What became known as Grant’s Overland Campaign, his drive to destroy Lee’s Army by threatening Richmond, was about to begin 150 years ago. Lincoln writes a letter to Grant expressing full confidence in him. Lincoln has often intervened in military matters over the years, maddened by Generals he perceived as being unwilling to fight. Lincoln knows that, whatever else may occur, Grant will fight with all resources in his command. Lincoln can now place on Grant’s shoulders the task of beating one of the great commanders in world history, Robert E. Lee. The destiny of the country, and the Lincoln administration, is now in the hands of the failure from Galena, and his unexpected genius for war:

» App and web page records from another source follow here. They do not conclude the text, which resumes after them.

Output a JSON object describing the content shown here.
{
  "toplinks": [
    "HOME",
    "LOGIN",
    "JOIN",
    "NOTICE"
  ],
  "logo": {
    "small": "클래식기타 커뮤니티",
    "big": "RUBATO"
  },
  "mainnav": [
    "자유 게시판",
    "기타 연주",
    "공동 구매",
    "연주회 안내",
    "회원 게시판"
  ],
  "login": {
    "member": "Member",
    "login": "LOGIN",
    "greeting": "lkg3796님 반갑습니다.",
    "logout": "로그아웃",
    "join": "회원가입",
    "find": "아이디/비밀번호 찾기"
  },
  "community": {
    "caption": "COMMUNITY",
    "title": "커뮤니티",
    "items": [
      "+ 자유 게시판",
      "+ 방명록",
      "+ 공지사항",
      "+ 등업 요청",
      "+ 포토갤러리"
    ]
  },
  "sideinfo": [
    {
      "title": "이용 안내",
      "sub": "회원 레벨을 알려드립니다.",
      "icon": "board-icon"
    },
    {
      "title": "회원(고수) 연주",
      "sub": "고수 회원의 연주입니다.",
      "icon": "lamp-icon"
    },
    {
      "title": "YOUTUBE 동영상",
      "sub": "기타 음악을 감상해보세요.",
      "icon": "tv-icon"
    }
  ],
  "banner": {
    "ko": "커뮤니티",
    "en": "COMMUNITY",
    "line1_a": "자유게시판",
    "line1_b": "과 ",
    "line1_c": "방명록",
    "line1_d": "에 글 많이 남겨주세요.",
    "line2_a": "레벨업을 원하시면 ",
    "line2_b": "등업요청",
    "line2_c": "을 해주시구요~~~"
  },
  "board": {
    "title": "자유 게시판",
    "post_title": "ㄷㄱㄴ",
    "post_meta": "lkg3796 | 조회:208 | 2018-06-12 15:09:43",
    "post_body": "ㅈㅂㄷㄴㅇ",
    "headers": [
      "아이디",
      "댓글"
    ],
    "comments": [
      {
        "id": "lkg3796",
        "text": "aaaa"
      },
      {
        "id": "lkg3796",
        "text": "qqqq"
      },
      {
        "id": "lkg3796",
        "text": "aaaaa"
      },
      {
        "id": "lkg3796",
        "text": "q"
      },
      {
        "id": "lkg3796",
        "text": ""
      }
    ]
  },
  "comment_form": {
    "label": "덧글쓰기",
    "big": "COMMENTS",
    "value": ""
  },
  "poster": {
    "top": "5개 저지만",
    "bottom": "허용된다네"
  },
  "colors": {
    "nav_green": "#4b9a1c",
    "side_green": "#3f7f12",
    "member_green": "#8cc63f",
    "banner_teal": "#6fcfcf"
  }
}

Executive Mansion Washington,
April 30, 1864
Lieutenant General Grant.
Not expecting to see you again before the Spring Campaign opens, I wish to express, in this way, my entire satisfaction with what you have done up to this time, so far as I understand it. The particulars of your plans I neither know, or seek to know. You are vigilant and self-reliant; and, pleased with this, I wish not to obtrude any constraints or restraints upon you. While I am very anxious that any great disaster, or the capture of our men in great numbers, shall be avoided, I know these points are less likely to escape your attention than they would be mine. If there is anything wanting which is within my power to give, do not fail to let me know it. And now with a brave Army, and a just cause, may God sustain you.
Yours very truly